The 2nd Sunday in Ordinary Time
First Reading: Isaiah 49:3, 5-6
Responsorial Psalm: Psalm 40:2, 4, 7-10
Second Reading: Letter of St. Paul to the Corinthians 1:1-3
Gospel: According to St. John 1:29-34
Psalm 40 is a fascinating work for a number of reasons, one of which is that it is – to venture into the realm of the sports analogy/cliché – a psalm of two halves. In the first half of the psalm, the section used for Mass this weekend, we are given the heartening story of God’s intervention, mercy, and grace. These characteristics place Psalm 40 in the category of a “thanksgiving psalm,” a fitting choice for the first Sunday after the conclusion of the liturgical season of Christmastime. God has entered the world, and the Messiah’s presence changes everything.

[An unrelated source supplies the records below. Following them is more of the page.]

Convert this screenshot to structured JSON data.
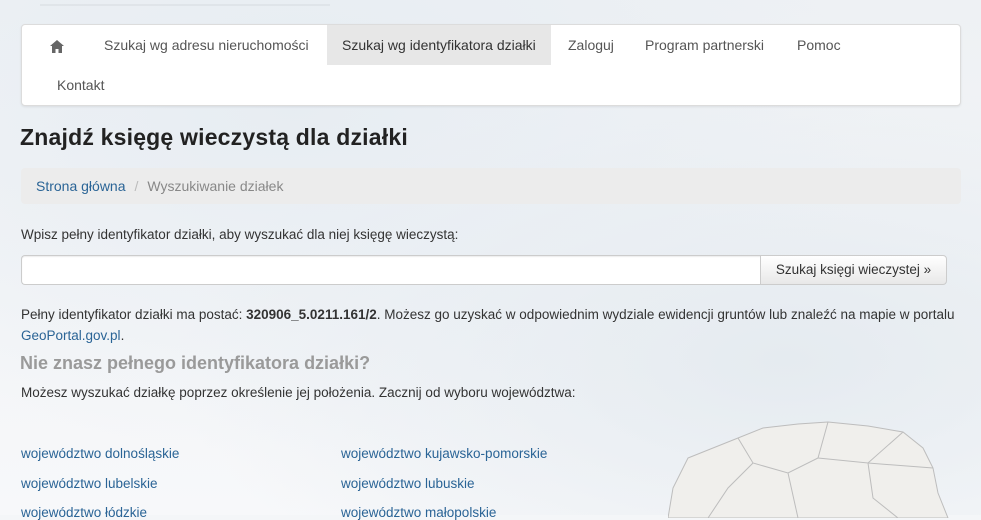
{
  "nav": {
    "items": [
      {
        "label": "Szukaj wg adresu nieruchomości"
      },
      {
        "label": "Szukaj wg identyfikatora działki"
      },
      {
        "label": "Zaloguj"
      },
      {
        "label": "Program partnerski"
      },
      {
        "label": "Pomoc"
      },
      {
        "label": "Kontakt"
      }
    ],
    "active_index": 1
  },
  "page": {
    "title": "Znajdź księgę wieczystą dla działki"
  },
  "breadcrumb": {
    "home": "Strona główna",
    "separator": "/",
    "current": "Wyszukiwanie działek"
  },
  "search": {
    "label": "Wpisz pełny identyfikator działki, aby wyszukać dla niej księgę wieczystą:",
    "value": "",
    "button": "Szukaj księgi wieczystej »"
  },
  "info": {
    "prefix": "Pełny identyfikator działki ma postać: ",
    "example": "320906_5.0211.161/2",
    "middle": ". Możesz go uzyskać w odpowiednim wydziale ewidencji gruntów lub znaleźć na mapie w portalu ",
    "link": "GeoPortal.gov.pl",
    "suffix": "."
  },
  "unknown": {
    "heading": "Nie znasz pełnego identyfikatora działki?",
    "text": "Możesz wyszukać działkę poprzez określenie jej położenia. Zacznij od wyboru województwa:"
  },
  "regions": [
    "województwo dolnośląskie",
    "województwo kujawsko-pomorskie",
    "województwo lubelskie",
    "województwo lubuskie",
    "województwo łódzkie",
    "województwo małopolskie"
  ],
  "colors": {
    "link": "#2a6496",
    "active_nav": "#e7e7e7",
    "breadcrumb_bg": "#ececec"
  }
}
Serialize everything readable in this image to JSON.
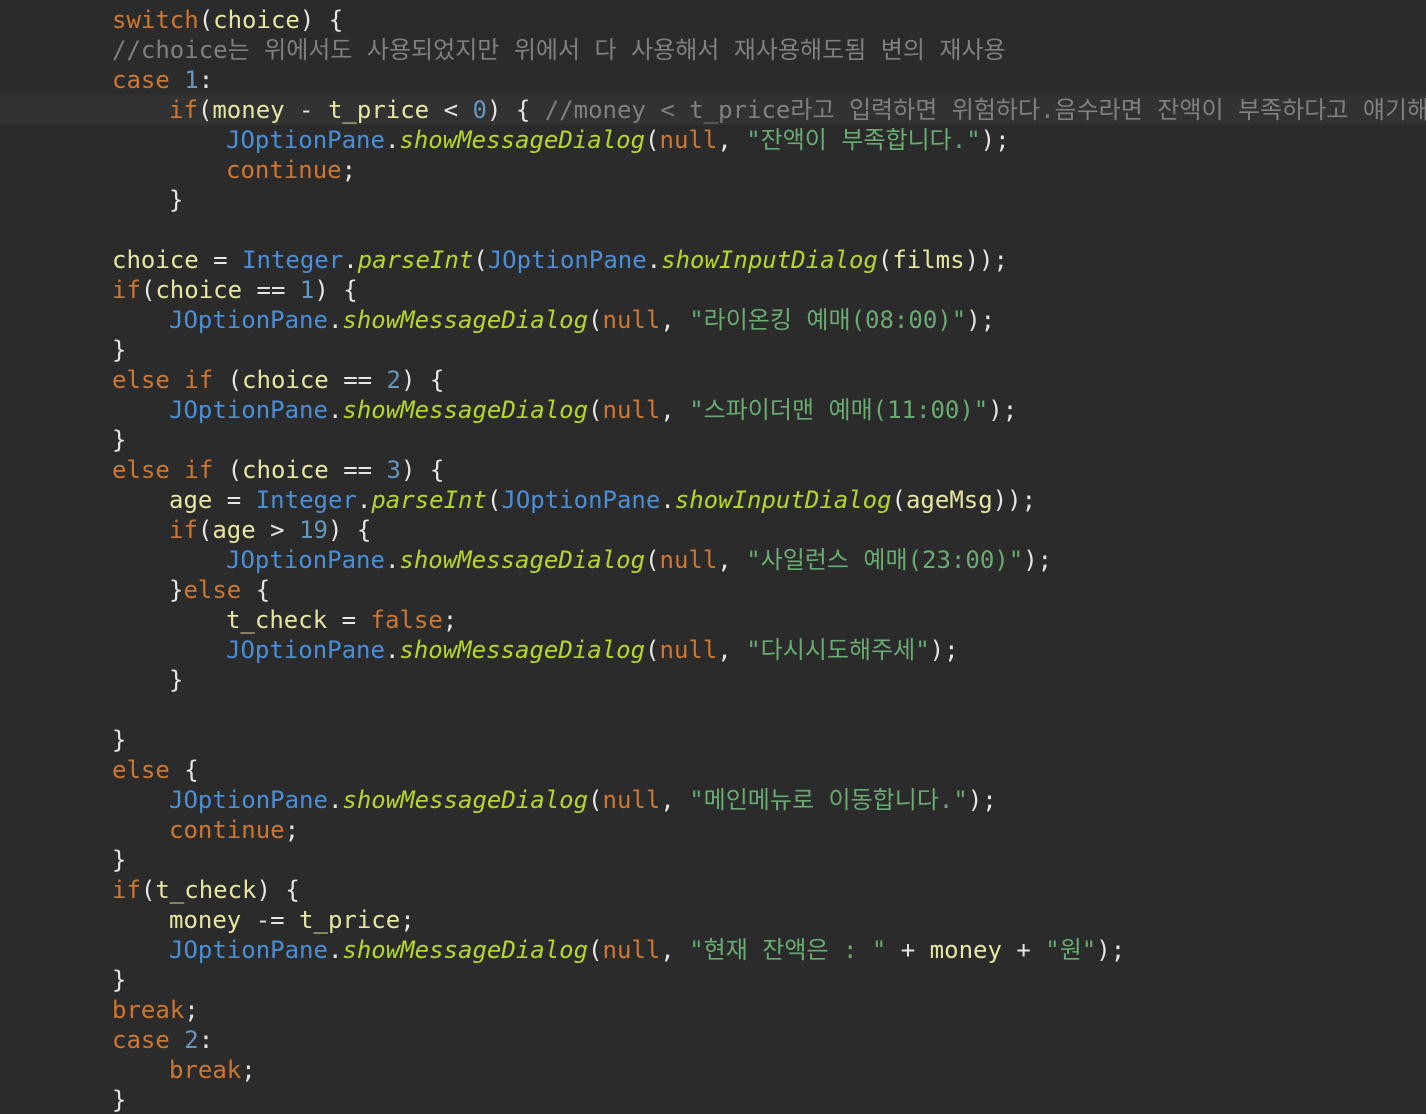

The psalm’s opening line, “I have waited, waited for the Lord, and he stooped toward me and heard my cry,” says it all: God has broken into our world in the most incredible way possible – He has become one of us. From the beginning of humanity’s presence on earth, heaven has been bombarded with a continuous plea for deliverance from a world of constant travail, of seemingly never-ending pain. And in response to our cry, God, at one very specific point in time, sent His Son, the Eternal Logos, to become our Incarnate Messiah and bring us eternal respite from our pain.
What does not appear in this Sunday’s responsorial psalm is the latter half of Psalm 40, a series of verses that plant this particular hymn in the category of “psalm of lament.” The psalmist writes, “evils surround me until they cannot be counted. My sins overtake me so that I can no longer see. They are more numerous than the hairs of my head; my courage fails me.” It would be difficult to find a more clear statement of the condition of fallen humanity, even after the coming of the Messiah into the world. God has taken on our nature, yet the world is still filled with pain, injustice, and sin.
In the latter half of the psalm, the author describes those who are pursuing him, but, more importantly, he declares that his own sins have so overwhelmed him that he has literally lost heart. We can imagine what is going through his head: “Sure, others are out to get me, but more deadly than that is the fact that I am out to get myself.”
Amidst this spiritual peril, the words of John the Baptist can give the sinner hope of salvation: “Behold, the Lamb of God, who takes away the sin of the world.” These words, repeated at every Mass, every day, in every chapel, parish, basilica, and cathedral throughout the world, proclaim the ultimate purpose of the Incarnation: the Self-sacrificial offering of the Incarnate Logos at Calvary.
We are called on this first post-Christmastime Sunday to ponder the Incarnation, the “stooping” of God toward us. But we are also given a hint that – even at the beginning of the Season of Ordinary Time – the Cross is lurking in the shadows. Unseen but always present, it reminds us of the unconditional, sacrificial love proclaimed by John the Baptist and lived out by the Lamb of God, who takes away the sins of the world.